You will need equal parts of the vinegar, how much depends on how much you are going to pickle. Chop (or trim) scapes and pack clean mason jars. Boil equal parts of both vinegars, add sugar and salt to taste. Sugar should balance the acidity of the vinegar. How sweet – versus tart – you make it is a personal preference depending on how you like your pickles. When boiling, pour over scapes. Add a pinch of whole fennel seed. Seal lid. These pickles are ready in 4 hours. If you prefer to keep the scape whole (which gives you a very cool shape on a plate), you should plan to let the pickles sit for at least a week (or more) so they absorb the pickling juices. By chopping the scapes you provide more surface area to absorb the pickling juices quickly.

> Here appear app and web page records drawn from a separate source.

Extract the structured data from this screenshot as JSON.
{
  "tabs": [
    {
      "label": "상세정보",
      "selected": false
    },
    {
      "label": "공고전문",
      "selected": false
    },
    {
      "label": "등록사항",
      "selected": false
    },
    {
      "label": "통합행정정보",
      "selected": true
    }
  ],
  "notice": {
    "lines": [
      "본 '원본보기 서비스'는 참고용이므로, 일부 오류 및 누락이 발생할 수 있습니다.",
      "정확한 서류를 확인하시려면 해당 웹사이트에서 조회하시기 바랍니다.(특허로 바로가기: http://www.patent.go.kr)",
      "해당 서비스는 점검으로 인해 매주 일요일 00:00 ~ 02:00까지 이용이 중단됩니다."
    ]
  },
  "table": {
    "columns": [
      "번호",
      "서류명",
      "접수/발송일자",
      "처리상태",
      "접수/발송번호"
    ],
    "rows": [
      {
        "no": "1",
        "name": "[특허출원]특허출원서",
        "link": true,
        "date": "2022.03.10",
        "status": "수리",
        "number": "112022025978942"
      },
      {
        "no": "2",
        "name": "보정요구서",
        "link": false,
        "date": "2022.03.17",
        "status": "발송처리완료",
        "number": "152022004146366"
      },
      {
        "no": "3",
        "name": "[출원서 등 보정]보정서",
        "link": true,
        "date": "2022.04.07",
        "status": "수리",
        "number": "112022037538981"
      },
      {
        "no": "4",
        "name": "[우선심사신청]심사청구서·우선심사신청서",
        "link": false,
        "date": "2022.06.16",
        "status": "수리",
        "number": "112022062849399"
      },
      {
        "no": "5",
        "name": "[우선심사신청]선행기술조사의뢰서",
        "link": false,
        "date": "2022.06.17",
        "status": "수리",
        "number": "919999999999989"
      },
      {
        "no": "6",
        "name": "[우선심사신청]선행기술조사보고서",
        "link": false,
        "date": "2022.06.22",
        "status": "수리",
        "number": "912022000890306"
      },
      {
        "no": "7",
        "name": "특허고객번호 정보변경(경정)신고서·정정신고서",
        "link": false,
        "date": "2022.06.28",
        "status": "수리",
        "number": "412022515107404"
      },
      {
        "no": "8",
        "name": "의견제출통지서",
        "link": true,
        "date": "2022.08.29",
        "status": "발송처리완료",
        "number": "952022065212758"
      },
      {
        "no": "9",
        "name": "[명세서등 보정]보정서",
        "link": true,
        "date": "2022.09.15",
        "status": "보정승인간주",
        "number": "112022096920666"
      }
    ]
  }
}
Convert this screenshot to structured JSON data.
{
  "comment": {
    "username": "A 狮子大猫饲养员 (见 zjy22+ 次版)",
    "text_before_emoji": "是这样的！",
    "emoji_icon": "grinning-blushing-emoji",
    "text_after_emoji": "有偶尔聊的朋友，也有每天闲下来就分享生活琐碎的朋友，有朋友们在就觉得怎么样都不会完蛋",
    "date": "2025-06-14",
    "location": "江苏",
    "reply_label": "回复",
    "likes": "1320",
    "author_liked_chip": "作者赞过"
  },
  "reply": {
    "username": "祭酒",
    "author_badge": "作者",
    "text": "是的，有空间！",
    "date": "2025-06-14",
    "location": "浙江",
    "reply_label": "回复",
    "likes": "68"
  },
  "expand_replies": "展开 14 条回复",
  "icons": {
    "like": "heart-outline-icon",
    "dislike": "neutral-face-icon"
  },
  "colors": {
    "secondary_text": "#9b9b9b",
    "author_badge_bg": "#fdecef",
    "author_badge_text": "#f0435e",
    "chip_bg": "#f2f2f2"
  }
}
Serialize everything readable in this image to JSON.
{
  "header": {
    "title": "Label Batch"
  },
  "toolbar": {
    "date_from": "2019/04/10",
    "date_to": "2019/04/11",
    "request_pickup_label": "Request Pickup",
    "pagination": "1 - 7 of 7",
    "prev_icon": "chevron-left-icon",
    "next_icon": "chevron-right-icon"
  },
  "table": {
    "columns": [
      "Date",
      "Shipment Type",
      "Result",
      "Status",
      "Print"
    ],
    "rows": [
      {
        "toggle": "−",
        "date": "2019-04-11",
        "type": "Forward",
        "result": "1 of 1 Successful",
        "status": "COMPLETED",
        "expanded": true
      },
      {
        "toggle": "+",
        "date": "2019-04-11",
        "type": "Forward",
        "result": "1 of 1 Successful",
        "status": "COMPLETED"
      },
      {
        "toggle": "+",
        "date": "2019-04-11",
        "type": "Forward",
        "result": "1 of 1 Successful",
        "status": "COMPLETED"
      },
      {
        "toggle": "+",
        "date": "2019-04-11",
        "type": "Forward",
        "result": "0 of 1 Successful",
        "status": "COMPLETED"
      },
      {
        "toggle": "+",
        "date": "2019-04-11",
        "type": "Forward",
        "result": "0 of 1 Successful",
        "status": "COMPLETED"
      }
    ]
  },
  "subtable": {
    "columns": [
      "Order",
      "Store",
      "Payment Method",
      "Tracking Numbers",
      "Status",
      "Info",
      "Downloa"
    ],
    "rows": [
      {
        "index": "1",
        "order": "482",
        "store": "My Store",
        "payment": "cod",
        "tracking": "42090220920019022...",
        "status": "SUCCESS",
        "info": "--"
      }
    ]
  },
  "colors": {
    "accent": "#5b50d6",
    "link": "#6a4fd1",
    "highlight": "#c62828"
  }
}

So happy pickling! And let me know how they turn out.
And of course...we have much much more to bring to the Coupeville and Bayview farmer's markets today including...
From Willowood Farm:
* Mesclun mix (aka spring mix)
* Head Lettuce
* Arugula bags
* Braising Green bunches
* Japanese Salad Turnips
* Baby Pac Choi
* Raab bunches
* French Breakfast radishes
* Fresh Garlic
* New Potatoes
* Walla Walla Salad Onions
* Peregion Dry Beans
* Peregion Dry Beans
From our friends at Prairie Bottom Farm:
* Lettuce Mix
* Baby Beet Bunches
* Chard Bunches
* Green Onions
* Baby Carrot bunches
From Emmer bags from Ebey Road Farm.
Lots of food today and a beautiful day to boot. Hope to see you at market!